“This lawsuit is a clarion call to all of us in state leadership to consider how we care for the least among us and how we can make it better,” Attorney General Hood said. “I see this litigation as a challenge to our Legislature to find the resources we need to continue to expand mental health services. This is a clear opportunity for our Legislature, mental health professionals, our faith-based community and all of us as Mississippians to come together to determine an effective way to address issues related to our mental health delivery system for years to come. It’s our obligation as Christians and people of faith to take care of those who are unable to take care of themselves.
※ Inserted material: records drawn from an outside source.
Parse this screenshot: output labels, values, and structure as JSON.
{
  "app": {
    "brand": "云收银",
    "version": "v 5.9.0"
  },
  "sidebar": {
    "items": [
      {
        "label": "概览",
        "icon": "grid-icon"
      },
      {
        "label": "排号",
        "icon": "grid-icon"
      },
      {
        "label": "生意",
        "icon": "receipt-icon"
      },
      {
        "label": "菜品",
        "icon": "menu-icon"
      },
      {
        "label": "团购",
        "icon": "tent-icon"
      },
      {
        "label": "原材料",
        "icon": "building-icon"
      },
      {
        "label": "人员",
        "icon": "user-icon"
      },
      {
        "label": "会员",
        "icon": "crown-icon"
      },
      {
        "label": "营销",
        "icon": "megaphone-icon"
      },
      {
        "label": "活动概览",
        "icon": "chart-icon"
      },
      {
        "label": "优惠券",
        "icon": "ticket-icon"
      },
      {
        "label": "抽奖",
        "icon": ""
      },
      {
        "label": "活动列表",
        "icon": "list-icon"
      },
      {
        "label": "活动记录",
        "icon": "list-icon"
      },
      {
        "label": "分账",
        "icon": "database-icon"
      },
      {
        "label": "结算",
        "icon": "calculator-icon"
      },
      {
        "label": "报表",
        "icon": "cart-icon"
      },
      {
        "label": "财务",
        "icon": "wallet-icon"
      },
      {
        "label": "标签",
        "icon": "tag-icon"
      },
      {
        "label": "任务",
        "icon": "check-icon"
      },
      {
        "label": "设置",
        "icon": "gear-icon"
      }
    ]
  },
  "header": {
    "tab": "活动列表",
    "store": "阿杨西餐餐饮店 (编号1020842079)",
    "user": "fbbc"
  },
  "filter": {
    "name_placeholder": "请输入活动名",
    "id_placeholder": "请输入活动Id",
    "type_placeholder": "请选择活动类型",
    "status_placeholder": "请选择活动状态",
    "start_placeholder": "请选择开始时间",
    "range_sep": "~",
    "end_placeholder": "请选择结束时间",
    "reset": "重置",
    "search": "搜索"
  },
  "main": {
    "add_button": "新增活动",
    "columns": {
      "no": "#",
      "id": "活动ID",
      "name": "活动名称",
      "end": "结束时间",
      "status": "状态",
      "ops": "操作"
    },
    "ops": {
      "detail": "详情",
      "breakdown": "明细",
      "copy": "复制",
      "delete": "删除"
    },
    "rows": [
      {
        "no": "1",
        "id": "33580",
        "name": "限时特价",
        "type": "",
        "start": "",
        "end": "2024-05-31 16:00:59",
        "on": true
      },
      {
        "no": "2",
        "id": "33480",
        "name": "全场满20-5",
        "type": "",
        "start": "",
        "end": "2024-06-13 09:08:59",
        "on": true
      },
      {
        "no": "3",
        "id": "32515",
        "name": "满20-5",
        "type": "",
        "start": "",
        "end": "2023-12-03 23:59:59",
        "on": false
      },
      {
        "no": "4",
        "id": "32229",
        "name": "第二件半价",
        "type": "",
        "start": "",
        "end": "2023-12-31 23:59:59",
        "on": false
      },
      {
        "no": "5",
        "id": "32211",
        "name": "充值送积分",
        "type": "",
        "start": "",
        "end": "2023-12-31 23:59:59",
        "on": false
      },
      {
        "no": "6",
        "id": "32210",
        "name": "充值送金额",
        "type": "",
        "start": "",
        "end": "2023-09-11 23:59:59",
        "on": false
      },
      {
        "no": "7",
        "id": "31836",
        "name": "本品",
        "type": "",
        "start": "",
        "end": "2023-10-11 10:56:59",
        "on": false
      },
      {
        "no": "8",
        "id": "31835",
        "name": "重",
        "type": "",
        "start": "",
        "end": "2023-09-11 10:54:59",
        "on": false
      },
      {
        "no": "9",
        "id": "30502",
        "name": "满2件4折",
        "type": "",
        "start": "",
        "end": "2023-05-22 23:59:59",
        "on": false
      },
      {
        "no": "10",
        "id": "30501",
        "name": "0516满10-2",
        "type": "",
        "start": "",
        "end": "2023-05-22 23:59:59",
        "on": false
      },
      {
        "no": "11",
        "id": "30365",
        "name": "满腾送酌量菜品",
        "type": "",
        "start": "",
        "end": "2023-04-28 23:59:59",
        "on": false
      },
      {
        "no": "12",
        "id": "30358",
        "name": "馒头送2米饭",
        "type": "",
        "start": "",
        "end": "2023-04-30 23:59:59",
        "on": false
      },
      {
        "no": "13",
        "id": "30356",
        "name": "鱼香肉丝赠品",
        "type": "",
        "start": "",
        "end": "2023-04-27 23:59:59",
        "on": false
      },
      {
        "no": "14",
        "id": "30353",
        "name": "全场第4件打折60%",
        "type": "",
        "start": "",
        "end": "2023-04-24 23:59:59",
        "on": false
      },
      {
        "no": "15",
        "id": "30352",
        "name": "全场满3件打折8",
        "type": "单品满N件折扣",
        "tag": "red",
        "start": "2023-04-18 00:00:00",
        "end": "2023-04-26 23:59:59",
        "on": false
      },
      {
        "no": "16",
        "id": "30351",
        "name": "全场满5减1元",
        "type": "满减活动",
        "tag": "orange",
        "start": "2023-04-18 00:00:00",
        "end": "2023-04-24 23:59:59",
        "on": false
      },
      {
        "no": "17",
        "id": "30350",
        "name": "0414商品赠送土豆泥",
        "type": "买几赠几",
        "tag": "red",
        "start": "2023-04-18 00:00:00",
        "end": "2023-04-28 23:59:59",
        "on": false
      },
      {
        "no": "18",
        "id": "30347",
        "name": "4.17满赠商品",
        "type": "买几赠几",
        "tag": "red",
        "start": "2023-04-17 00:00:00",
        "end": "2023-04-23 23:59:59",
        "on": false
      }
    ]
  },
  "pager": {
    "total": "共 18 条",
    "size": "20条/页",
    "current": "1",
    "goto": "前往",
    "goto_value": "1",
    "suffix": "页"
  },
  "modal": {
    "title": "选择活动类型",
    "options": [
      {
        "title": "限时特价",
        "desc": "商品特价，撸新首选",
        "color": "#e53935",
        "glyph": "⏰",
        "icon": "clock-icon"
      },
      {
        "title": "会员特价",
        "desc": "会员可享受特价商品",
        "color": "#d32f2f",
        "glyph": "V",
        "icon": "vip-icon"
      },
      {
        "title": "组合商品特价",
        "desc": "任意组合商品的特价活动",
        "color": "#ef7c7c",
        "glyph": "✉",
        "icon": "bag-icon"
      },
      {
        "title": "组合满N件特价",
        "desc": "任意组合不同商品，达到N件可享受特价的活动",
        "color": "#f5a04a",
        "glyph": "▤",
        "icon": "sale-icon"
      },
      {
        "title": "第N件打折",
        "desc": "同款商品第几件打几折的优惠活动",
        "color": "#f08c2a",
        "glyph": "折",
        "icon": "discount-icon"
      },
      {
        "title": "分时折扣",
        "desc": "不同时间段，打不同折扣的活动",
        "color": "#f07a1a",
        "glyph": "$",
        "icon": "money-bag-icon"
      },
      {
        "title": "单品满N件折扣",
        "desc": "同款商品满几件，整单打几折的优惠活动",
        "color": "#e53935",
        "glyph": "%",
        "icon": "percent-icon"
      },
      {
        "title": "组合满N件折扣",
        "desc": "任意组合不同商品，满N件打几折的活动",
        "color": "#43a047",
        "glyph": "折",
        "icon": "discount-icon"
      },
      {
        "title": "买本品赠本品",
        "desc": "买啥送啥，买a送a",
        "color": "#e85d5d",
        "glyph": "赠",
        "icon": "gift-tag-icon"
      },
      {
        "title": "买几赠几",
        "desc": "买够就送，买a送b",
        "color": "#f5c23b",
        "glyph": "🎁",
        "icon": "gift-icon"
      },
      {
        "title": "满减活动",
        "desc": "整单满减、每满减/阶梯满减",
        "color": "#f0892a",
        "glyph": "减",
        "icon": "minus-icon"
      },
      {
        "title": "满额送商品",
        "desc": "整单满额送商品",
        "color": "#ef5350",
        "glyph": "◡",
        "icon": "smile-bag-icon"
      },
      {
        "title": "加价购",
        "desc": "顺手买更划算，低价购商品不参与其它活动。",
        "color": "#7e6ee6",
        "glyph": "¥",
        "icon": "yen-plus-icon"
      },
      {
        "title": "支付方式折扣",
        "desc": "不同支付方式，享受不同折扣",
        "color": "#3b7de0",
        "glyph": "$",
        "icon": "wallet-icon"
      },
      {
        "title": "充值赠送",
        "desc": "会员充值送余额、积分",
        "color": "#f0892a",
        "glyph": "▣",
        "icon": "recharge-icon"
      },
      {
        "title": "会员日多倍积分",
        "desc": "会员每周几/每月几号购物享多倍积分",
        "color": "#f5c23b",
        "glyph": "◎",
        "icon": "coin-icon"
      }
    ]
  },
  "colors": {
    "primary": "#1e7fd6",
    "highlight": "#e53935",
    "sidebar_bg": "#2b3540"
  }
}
It’s time for each of us to move forward to better fulfill that fundamental responsibility.
“The state has made great progress in expanding community mental health programs, and we will continue to push for expansion. We have come a long way, but further work remains to be done.”
Attorney General Hood said his office has been negotiating with DOJ for several years in an effort to avoid litigation, which is expected to be a considerable cost to the state at a time when tax cuts have caused significant budget problems. However, the Attorney General refused to accept the federal government’s demands for a court-ordered consent decree that would bind the state to perpetual federal oversight.
Attorney General Hood had also hoped that good-faith efforts to address the state’s mental health needs might allay the federal government’s concerns. Thus, the Attorney General has encouraged lawmakers for years to allocate additional resources to the Department of Mental Health. The Legislature did provide some extra funding in previous sessions, but this year actually cut the Department’s budget by $8.3 million. Since 2008, the Department has been forced to eliminate approximately 500 mental health beds, in addition to 34 beds in 2016 because of the Legislature’s budget cuts and its refusal to provide additional money for mental health programs.
“Not only did the Department of Mental Health take a substantial budget hit, the Legislature did not agree to a request for more than $12 million for community mental health programs,” Attorney General Hood said. “That would have helped us continue our expansion of community-based mental health services ...